Rain was coming down in sheets that made everything further out than a few feet run together into vague, looming blobs. It collected on the brick walks of the Dayspring campus and gathered into fast moving runnels wherever a slope led downhill even in the slightest.
From the porch of Hathaway House, the world was an ice blue moving curtain with only the hedges planted along the railing visible beyond the rain eschewing protection of the roof. The rain was coming straight down, barely spattering through the three open walls.
Two dark shapes suddenly loomed out of the obscuring rain and in a few steps resolved into young men carrying umbrellas. They surged over the threshold between the deluge and the dry haven and stood a moment shaking themselves and their umbrellas dry.
Vincent Liedecker glared out at the downpour as if he resented it for daring to get him wet. “You know another reason I’m gonna be glad to tour the Mid-East?” He asked rhetorically, “It’s dry.”
“You’ll miss this water when you get over there.” Callahan scowled, “All the water they got, it’s all being tilled into the ground. My Ecology professor’s one of the guys … Continue reading
The Cysko-Flores Hotel Ballroom’s glass dome shone like a diamond on the Mayfield skyline.
Beneath it, soft music was being played; the kind of music quiet enough to talk over, but loud enough to aid in keeping conversations private. The kind of music played at society parties where the agendas present were more important than the event.
The event was the celebration of the John Liedecker’s son’s twentieth birthday.
Standing outside on the balcony, watching the wait staff in the ridiculous crimson and silver suits that were supposed to be his family colors, the aforementioned son was well aware that it was strictly not a birthday party for Vincent Liedecker.
It had been that way his entire life; he attended one birthday party where he was ‘John’s boy’, and later in the week, his father would make amends, somehow absolving himself of his sin in the process.
He was too smart to feel as if his father was putting him last. That wasn’t true and he’d as soon break his own arm as consider it. What he did feel was bored with the tedium of trotting around greeting people he didn’t know or care about who were only … Continue reading
John C. Liedecker wasn’t one of the founders of Dayspring College.
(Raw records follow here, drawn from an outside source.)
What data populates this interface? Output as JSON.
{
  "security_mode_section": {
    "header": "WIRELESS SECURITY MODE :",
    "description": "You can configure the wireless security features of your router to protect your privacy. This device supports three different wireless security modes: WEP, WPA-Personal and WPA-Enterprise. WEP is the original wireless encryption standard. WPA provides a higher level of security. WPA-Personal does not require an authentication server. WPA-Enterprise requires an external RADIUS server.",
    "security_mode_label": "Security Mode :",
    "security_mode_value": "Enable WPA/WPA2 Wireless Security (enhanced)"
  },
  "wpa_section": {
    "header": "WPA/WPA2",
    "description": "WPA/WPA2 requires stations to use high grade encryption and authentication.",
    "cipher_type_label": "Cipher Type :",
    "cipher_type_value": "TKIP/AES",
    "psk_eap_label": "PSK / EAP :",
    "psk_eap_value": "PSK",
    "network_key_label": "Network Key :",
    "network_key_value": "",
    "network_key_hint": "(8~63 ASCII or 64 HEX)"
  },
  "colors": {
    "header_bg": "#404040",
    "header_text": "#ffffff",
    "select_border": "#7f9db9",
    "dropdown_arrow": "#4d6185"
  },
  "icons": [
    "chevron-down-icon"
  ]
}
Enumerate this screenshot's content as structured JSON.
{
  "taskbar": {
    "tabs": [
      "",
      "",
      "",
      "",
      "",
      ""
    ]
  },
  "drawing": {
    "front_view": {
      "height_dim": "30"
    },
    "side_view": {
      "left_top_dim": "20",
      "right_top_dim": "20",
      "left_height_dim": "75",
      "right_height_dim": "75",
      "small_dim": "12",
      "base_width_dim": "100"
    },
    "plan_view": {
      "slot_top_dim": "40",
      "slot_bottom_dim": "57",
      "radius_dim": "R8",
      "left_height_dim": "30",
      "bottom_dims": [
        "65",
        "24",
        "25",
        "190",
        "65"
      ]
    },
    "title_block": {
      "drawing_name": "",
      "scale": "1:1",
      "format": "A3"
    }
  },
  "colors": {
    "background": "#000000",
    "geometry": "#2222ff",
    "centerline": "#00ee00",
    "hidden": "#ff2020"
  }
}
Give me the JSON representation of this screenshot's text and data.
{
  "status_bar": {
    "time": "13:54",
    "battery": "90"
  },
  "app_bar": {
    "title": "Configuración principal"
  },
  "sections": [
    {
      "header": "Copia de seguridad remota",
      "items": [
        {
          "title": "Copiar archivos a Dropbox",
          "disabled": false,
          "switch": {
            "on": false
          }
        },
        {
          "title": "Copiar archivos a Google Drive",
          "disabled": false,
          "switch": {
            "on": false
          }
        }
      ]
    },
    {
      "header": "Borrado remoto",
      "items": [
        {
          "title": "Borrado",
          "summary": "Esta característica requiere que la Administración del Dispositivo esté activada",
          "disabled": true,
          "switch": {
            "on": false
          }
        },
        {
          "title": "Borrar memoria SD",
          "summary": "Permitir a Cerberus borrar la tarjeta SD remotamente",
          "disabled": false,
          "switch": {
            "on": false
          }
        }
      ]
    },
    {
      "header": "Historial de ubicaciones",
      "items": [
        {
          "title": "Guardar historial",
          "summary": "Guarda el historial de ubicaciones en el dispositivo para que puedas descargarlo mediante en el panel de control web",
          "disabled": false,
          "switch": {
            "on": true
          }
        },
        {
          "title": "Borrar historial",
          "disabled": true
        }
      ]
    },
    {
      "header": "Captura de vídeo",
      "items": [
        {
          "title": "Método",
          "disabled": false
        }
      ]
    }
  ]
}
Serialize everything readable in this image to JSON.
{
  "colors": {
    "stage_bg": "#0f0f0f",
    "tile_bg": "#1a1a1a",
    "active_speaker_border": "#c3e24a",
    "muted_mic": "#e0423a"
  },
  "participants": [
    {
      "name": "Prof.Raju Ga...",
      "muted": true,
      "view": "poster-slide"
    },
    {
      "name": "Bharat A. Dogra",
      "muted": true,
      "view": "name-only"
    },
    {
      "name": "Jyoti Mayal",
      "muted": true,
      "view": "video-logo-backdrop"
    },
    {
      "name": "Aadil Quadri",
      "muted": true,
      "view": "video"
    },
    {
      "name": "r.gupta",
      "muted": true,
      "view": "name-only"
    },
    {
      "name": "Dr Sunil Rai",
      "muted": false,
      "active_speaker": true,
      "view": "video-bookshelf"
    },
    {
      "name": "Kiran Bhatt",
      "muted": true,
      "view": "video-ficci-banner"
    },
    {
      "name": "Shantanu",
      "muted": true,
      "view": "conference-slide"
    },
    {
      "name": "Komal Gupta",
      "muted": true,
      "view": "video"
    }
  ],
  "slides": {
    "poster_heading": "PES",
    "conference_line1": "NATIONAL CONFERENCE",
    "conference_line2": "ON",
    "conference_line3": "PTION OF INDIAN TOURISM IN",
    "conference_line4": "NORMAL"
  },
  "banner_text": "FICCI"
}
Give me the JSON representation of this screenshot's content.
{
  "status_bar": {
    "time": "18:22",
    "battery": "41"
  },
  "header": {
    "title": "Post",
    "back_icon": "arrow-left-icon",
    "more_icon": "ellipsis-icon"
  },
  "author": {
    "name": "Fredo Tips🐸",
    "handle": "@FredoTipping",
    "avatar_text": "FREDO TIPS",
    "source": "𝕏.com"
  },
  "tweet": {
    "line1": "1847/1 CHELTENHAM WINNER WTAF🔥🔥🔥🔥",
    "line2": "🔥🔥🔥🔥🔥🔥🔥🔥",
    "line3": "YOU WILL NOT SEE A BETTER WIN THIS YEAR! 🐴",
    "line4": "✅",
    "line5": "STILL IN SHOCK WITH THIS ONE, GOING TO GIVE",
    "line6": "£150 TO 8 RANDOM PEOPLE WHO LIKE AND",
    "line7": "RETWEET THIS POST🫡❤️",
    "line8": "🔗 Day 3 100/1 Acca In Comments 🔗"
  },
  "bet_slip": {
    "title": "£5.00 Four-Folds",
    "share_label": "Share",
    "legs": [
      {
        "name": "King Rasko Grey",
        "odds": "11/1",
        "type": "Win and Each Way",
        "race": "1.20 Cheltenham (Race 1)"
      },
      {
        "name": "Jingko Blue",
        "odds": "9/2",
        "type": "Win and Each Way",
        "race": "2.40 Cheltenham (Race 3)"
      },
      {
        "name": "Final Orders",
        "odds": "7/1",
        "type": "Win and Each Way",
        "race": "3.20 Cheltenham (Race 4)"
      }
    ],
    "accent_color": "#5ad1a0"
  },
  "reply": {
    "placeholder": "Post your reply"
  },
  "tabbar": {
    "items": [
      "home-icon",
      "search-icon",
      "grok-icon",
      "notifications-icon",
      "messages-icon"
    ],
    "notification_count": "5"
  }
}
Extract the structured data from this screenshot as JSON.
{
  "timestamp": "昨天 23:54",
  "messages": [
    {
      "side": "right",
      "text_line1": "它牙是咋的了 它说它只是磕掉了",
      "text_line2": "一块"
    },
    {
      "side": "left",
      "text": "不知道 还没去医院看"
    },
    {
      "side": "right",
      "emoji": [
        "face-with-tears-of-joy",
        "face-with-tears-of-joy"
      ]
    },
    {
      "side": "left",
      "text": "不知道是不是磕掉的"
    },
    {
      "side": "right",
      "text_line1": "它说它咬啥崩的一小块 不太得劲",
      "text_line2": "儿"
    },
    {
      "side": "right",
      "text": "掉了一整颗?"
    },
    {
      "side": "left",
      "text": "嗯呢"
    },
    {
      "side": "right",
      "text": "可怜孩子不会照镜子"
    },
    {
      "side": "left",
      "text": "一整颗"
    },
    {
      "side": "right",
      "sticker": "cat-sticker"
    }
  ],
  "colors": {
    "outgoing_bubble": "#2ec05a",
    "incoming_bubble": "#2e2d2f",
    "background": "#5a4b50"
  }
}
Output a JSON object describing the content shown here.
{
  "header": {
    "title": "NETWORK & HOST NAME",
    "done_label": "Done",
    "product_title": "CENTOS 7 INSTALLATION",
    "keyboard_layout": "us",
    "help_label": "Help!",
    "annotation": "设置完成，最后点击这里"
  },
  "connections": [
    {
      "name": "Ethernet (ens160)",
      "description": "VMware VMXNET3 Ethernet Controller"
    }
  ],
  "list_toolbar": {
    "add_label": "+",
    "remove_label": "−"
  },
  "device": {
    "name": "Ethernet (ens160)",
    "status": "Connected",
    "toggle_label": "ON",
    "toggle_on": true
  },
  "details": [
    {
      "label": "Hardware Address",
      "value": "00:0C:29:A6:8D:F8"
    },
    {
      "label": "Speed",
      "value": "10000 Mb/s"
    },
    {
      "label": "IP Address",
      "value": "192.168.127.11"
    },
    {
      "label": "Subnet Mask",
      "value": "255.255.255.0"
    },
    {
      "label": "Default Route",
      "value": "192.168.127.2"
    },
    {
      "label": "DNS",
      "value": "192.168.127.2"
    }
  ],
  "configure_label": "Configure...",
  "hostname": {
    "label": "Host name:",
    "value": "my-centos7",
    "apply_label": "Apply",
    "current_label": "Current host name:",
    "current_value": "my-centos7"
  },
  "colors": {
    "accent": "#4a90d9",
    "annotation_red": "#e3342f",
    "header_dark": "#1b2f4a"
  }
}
The place had been a small friendly four year college that fit its name and not much up for twenty years before John Liedecker moved from Memphis to Mayfield to be near his holdings.
It was Liedecker, however, that jumpstarted the tidal wave of funding that made Dayspring into a large, serious college with nationally competitive programs and transformed Mayfield from a town with a college to a college town.
A favorite anecdote was that Liedecker’s first donation, the one that paid for the construction and furnishing of the D. Hong Center for Robotics in full, was made on the same day his first child was born.
Another favorite was that despite donating an average of a residence building a year, not a single building on campus was named for him because he didn’t stand on such things.
Both were true. What it boiled down to was that when John Liedecker talked about investing in his children’s future, he meant it in the most literal sense. The only favor he received for his generosity was a significant reduction in cost when his first born decided to attend … Continue reading